§ Task brief
Set down a faithful copy of every record, and skip the pictures in it.
+++ Task material +++
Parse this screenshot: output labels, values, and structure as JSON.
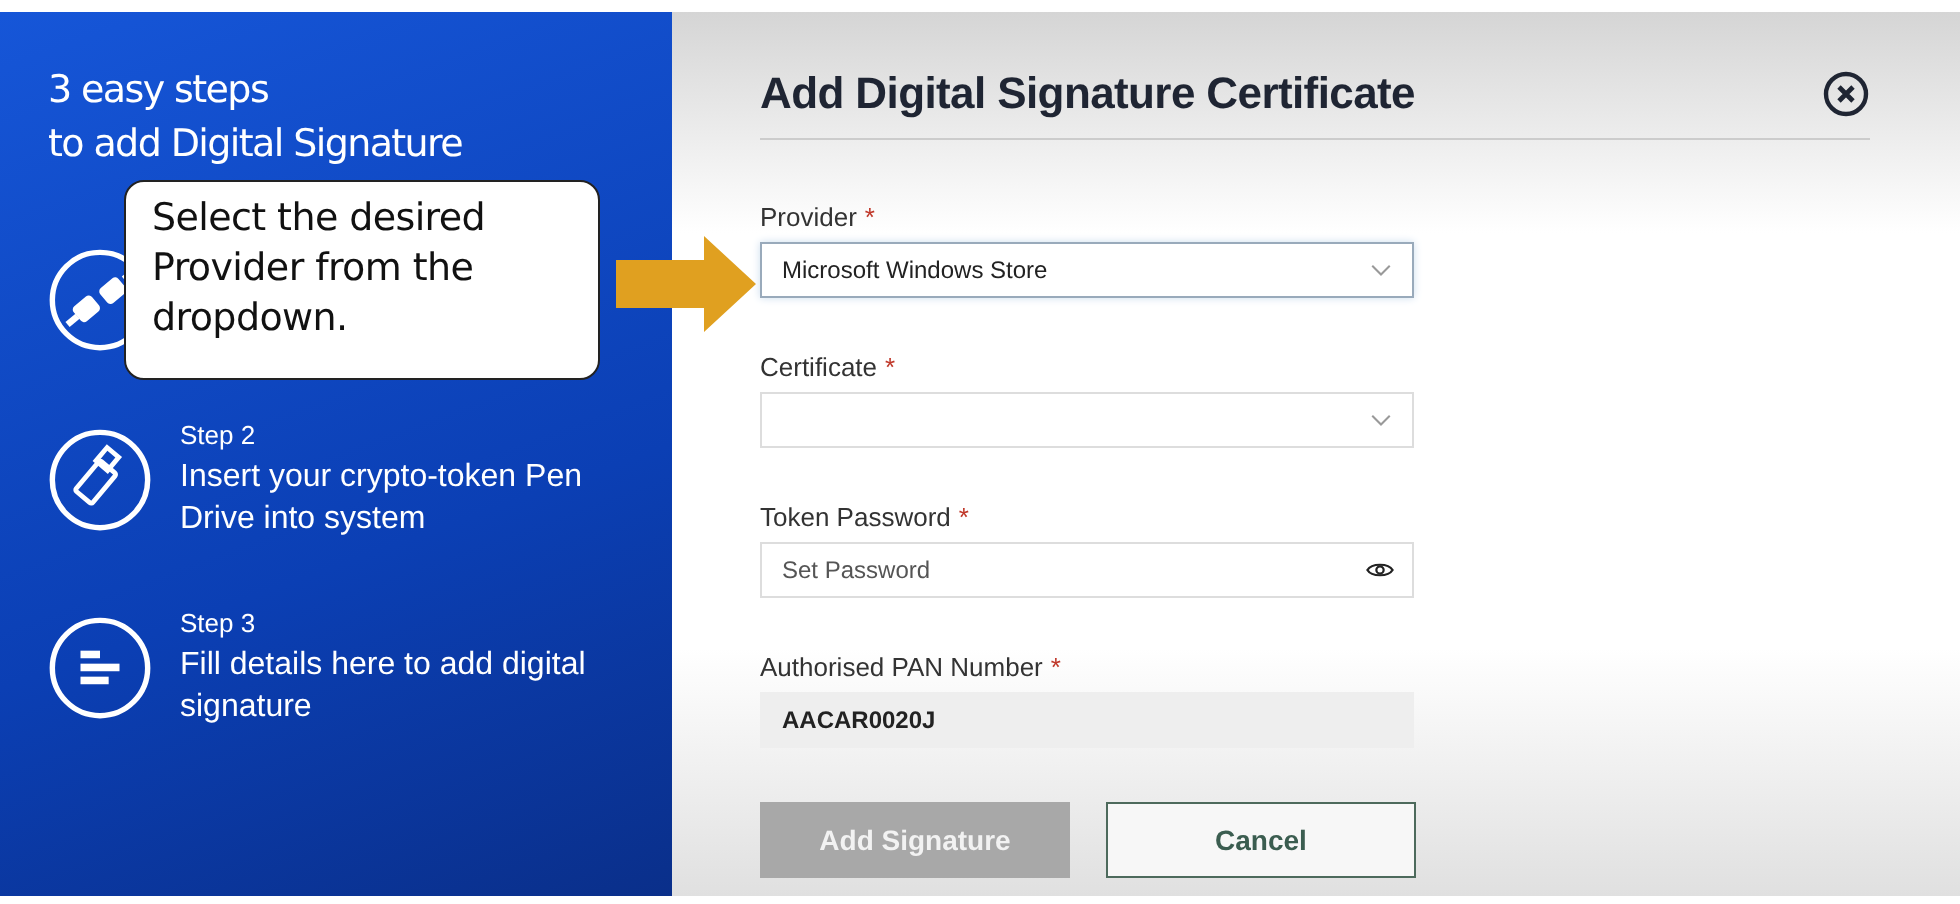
{
  "sidebar": {
    "title_lines": [
      "3 easy steps",
      "to add Digital Signature"
    ],
    "steps": [
      {
        "kind": "plug"
      },
      {
        "kind": "usb",
        "label": "Step 2",
        "text": "Insert your crypto-token Pen Drive into system"
      },
      {
        "kind": "form",
        "label": "Step 3",
        "text": "Fill details here to add digital signature"
      }
    ]
  },
  "callout": {
    "text": "Select the desired Provider from the dropdown."
  },
  "dialog": {
    "title": "Add Digital Signature Certificate",
    "fields": [
      {
        "kind": "select",
        "label": "Provider",
        "required_mark": "*",
        "value": "Microsoft Windows Store",
        "highlighted": true
      },
      {
        "kind": "select",
        "label": "Certificate",
        "required_mark": "*",
        "highlighted": false
      },
      {
        "kind": "password",
        "label": "Token Password",
        "required_mark": "*",
        "placeholder": "Set Password",
        "highlighted": false
      },
      {
        "kind": "readonly",
        "label": "Authorised PAN Number",
        "required_mark": "*",
        "value": "AACAR0020J",
        "highlighted": false
      }
    ],
    "buttons": [
      {
        "label": "Add Signature",
        "kind": "primary",
        "disabled": true
      },
      {
        "label": "Cancel",
        "kind": "secondary",
        "disabled": false
      }
    ]
  }
}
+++
§ Output below
Parse this screenshot: output labels, values, and structure as JSON.
{
  "sidebar": {
    "title_lines": [
      "3 easy steps",
      "to add Digital Signature"
    ],
    "steps": [
      {
        "kind": "plug"
      },
      {
        "kind": "usb",
        "label": "Step 2",
        "text": "Insert your crypto-token Pen Drive into system"
      },
      {
        "kind": "form",
        "label": "Step 3",
        "text": "Fill details here to add digital signature"
      }
    ]
  },
  "callout": {
    "text": "Select the desired Provider from the dropdown."
  },
  "dialog": {
    "title": "Add Digital Signature Certificate",
    "fields": [
      {
        "kind": "select",
        "label": "Provider",
        "required_mark": "*",
        "value": "Microsoft Windows Store",
        "highlighted": true
      },
      {
        "kind": "select",
        "label": "Certificate",
        "required_mark": "*",
        "highlighted": false
      },
      {
        "kind": "password",
        "label": "Token Password",
        "required_mark": "*",
        "placeholder": "Set Password",
        "highlighted": false
      },
      {
        "kind": "readonly",
        "label": "Authorised PAN Number",
        "required_mark": "*",
        "value": "AACAR0020J",
        "highlighted": false
      }
    ],
    "buttons": [
      {
        "label": "Add Signature",
        "kind": "primary",
        "disabled": true
      },
      {
        "label": "Cancel",
        "kind": "secondary",
        "disabled": false
      }
    ]
  }
}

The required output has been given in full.